Let me give you an investment scenario – I want you to give me $10 and in 6 months to 1 year I might give you back $11 or you could only get $5 back. Would you make an investment like that? Of course not, but that’s what studios do on a consistent basis. They spend stupid amounts of money to make, produce and promote a film just too barely break even, make a 5% profit or, even worse, lose 50% or more at the box office. Too many times they rely heavily on the DVD sales of a film that fails horribly at the box office to help make up for the loss.

Now let me give you another investment scenario – I want you to give me $5 and in 6 months to 1 year I might give you $6 dollars or you could only get $2.50 back. This is a better investment scenario because you are risking little to make a profit and the monetary loss is limited. Both scenarios offer a minor return with a chance for loss, so why wouldn’t you go with the one that offers you the lowest financial risk? There is no “sure thing” in Hollywood right now and to gamble large sums of money in this current economy is ludicrous to me.

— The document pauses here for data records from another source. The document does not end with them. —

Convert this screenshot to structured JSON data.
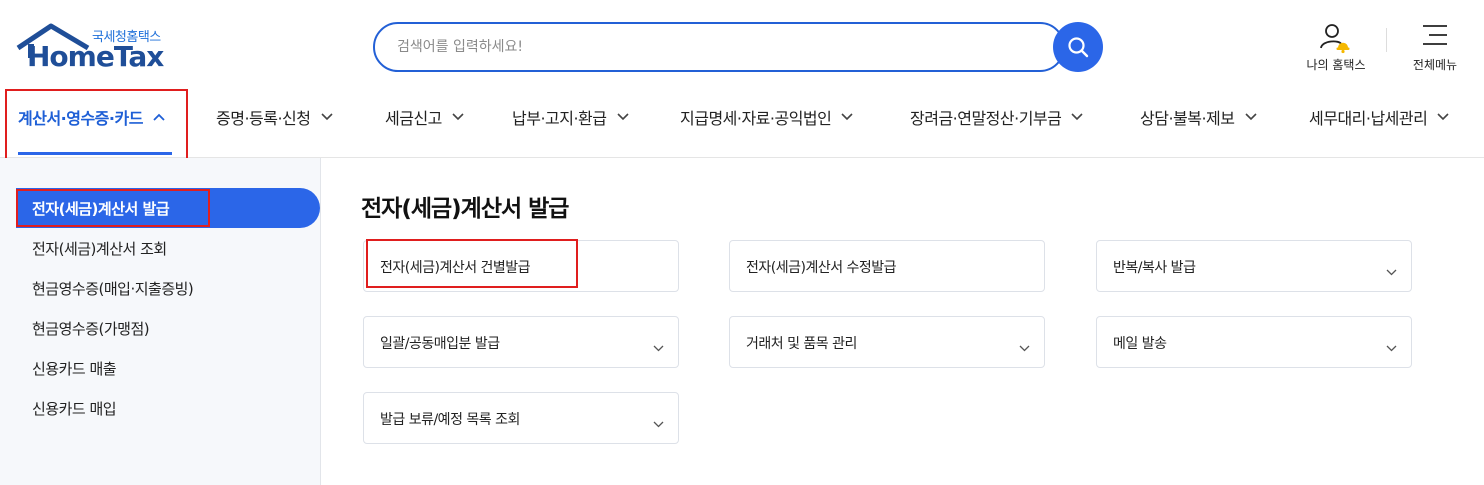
{
  "logo": {
    "sub": "국세청홈택스",
    "main": "HomeTax"
  },
  "search": {
    "placeholder": "검색어를 입력하세요!"
  },
  "header": {
    "myhome_label": "나의 홈택스",
    "allmenu_label": "전체메뉴"
  },
  "gnb": {
    "items": [
      "계산서·영수증·카드",
      "증명·등록·신청",
      "세금신고",
      "납부·고지·환급",
      "지급명세·자료·공익법인",
      "장려금·연말정산·기부금",
      "상담·불복·제보",
      "세무대리·납세관리"
    ]
  },
  "lnb": {
    "items": [
      "전자(세금)계산서 발급",
      "전자(세금)계산서 조회",
      "현금영수증(매입·지출증빙)",
      "현금영수증(가맹점)",
      "신용카드 매출",
      "신용카드 매입"
    ]
  },
  "content": {
    "title": "전자(세금)계산서 발급",
    "cards": [
      "전자(세금)계산서 건별발급",
      "전자(세금)계산서 수정발급",
      "반복/복사 발급",
      "일괄/공동매입분 발급",
      "거래처 및 품목 관리",
      "메일 발송",
      "발급 보류/예정 목록 조회"
    ]
  },
  "colors": {
    "primary": "#2b66e8",
    "brand": "#1f4e98",
    "highlight_box": "#e01e1e"
  }
}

Too often audiences go to see films that are over-produced, over-funded and over-hyped just to walk out feeling ripped-off asking the question “Where did they spend that money?” Paranormal Activity, The Blair Witch Project and District 9 are good examples of a low investment yielding high returns; say what you want about whether each of those films was actually good, my point is, the initial investment was so low that the movies were bound to make money.

Now, let’s compare that to the “big budget” films, Land of the Lost and X-Men 3. LotL was a financial disaster; it was made on a budget of $100 million and, to date, has only brought in $49 million domestically. X-Men 3 may have fared better at the box office with a $234 million domestic take,but it took an investment of $210 million to get there.

Can you see my point here? Why must it be the consumer’s fault for declining DVD sales? Have the studios ever thought that there are some films people just don’t want to buy? Nah! It’s still our fault that we don’t fall for the ads and tagline promises and buy their crappy movies.

What do you think about the plan to delay DVD rental releases until after the release for purchase date? Do you consider the move to be a slap in the face by studios?

Source: LA Times